Critical start – Even if there is an offset of 230m between the start and the finish line, the section from the pole position to the first corner is relatively long. Getting a good getaway is critical at the start as the slipstreaming effect is quite powerful down that route.

Unique place – The Autodromo Hermanos Rodriguez poses a unique set of challenge to the race cars. Situated some 2285m above sea level, the thinner air heavily affects almost all components of the cars. The less oxygen going into the internal combustion engine means that the turbo has to work harder to mitigate that effect. The turbocharger has to spin faster to generate more pressure, but it also means that it is under greater stress. The lower air density also affects the cooling of the brakes and the power unit.

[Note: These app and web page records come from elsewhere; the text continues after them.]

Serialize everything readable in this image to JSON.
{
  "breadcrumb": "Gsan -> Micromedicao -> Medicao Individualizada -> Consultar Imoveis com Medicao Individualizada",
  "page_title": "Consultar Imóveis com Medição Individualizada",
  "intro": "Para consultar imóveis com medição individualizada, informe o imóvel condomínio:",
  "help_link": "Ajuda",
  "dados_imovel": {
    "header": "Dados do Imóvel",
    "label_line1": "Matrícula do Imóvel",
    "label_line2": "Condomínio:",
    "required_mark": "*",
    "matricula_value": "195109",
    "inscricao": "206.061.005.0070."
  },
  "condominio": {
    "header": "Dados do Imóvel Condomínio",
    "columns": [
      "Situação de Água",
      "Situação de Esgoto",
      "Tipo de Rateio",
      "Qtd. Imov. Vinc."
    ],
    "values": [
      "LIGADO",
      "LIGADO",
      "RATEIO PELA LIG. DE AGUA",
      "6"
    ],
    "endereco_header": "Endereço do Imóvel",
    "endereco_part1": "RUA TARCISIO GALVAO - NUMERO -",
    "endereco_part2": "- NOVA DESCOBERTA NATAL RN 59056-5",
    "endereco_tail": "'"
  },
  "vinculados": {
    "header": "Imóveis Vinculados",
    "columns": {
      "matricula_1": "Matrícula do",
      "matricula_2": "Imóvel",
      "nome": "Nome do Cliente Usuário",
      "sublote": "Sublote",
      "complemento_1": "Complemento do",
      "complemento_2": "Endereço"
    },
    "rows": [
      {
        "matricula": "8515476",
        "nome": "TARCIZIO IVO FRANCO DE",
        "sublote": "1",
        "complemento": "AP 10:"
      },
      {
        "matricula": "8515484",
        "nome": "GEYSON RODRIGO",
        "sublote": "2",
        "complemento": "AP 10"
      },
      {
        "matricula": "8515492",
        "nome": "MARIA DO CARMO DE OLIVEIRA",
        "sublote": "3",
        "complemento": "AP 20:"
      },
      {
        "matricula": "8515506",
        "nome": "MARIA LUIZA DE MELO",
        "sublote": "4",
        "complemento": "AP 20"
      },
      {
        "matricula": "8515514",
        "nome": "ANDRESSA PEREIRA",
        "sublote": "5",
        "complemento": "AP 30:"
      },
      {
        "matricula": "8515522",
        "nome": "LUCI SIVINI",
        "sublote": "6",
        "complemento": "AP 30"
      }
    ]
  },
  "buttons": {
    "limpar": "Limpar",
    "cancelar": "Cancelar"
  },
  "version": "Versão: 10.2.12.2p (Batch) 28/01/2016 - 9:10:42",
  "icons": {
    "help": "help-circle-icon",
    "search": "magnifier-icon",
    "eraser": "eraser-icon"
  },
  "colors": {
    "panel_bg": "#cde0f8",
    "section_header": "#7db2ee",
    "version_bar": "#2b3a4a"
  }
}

Quite spectacular – Only one in Japan and two on most of the other tracks. Despite to the trend, there will be three DRS zones in Mexico. The first zone has a detection point 70m after Turn 9 and an activation point 80m after Turn 11. The following two zones share a detection point, located at the exit of Turn 15. The second zone starts 323m after Turn 17 and the third activation point is 116m after Turn 3.

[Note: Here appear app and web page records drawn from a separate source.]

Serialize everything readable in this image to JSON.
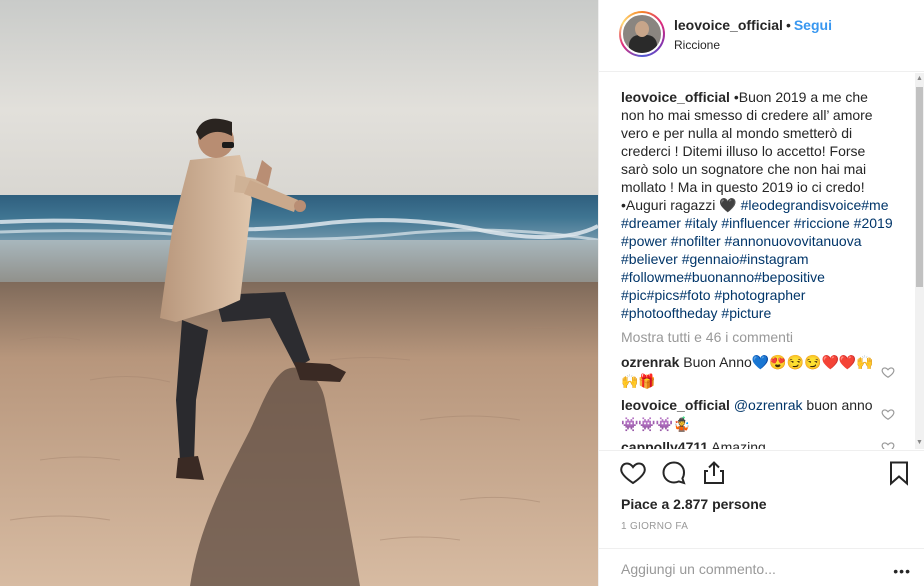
{
  "post": {
    "username": "leovoice_official",
    "separator": "•",
    "follow_label": "Segui",
    "location": "Riccione"
  },
  "caption": {
    "username": "leovoice_official",
    "text": "•Buon 2019 a me che non ho mai smesso di credere all’ amore vero e per nulla al mondo smetterò di crederci ! Ditemi illuso lo accetto! Forse sarò solo un sognatore che non hai mai mollato ! Ma in questo 2019 io ci credo!•Auguri ragazzi 🖤",
    "hashtags": "#leodegrandisvoice#me #dreamer #italy #influencer #riccione #2019 #power #nofilter #annonuovovitanuova #believer #gennaio#instagram #followme#buonanno#bepositive #pic#pics#foto #photographer #photooftheday #picture"
  },
  "view_all_comments": "Mostra tutti e 46 i commenti",
  "comments": [
    {
      "username": "ozrenrak",
      "text": "Buon Anno💙😍😏😏❤️❤️🙌🙌🎁",
      "mention": ""
    },
    {
      "username": "leovoice_official",
      "mention": "@ozrenrak",
      "text": " buon anno 👾👾👾🤹"
    },
    {
      "username": "cappolly4711",
      "text": "Amazing",
      "mention": ""
    }
  ],
  "likes_text": "Piace a 2.877 persone",
  "timestamp": "1 GIORNO FA",
  "comment_input": {
    "placeholder": "Aggiungi un commento..."
  },
  "icons": {
    "like": "heart-icon",
    "comment": "comment-icon",
    "share": "share-icon",
    "save": "bookmark-icon",
    "more": "more-options-icon"
  },
  "colors": {
    "follow_blue": "#3897f0",
    "hashtag": "#003569",
    "muted": "#999999"
  }
}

No change – Other than the routine maintenance no changes of significance have been made to the Autodromo Hermanos Rodriguez for 2019.

Two-time winners - The list of the most successful drivers in Mexico comprises an illustrious quartet. Jim Clark, Alain Prost, Nigel Mansell and Max Verstappen have all won the famous and beloved event on two occasions apiece. Of the current drivers, Lewis Hamilton is the only other race winner around the Hermanos Rodríguez race track.

The most successful constructors - Lotus, McLaren and Williams share the title of the most successful racing team in the history of the Mexican Grand Prix. All three outfits have won three times while Ferrari, Mercedes and Red Bull are two-time Mexican GP winning squads.

100 per cent – Formula One returned to spectacular and challenging Autodromo Hermanos Rodriguez of Mexico in 2015. Despite to the relatively big run-off zones, the virtual safety car or the Bernd Maylander-driven safety car had to make an appearance in each of the last four editions of the Mexican Grand Prix, adding an additional factor to the race strategy and spectacle of the race.

Smart and lucky - Pitting for new tyres during a safety car period is quite advantageous around the Mexico City track as well. A normal pit stop requires 22 seconds in total while doing that while the Safety Car is on the track can provide drivers with a net gain of seven seconds.

Under control – Fuel usage has not been an issue in recent years as cars do not only produce less downforce, but also less drag due to the thinner air. In last year’s event, 93.3kg of fuel was needed for the driver who completed the full race distance with the least amount of petrol while the thirstiest car burnt a total of 98.3kg of fuel.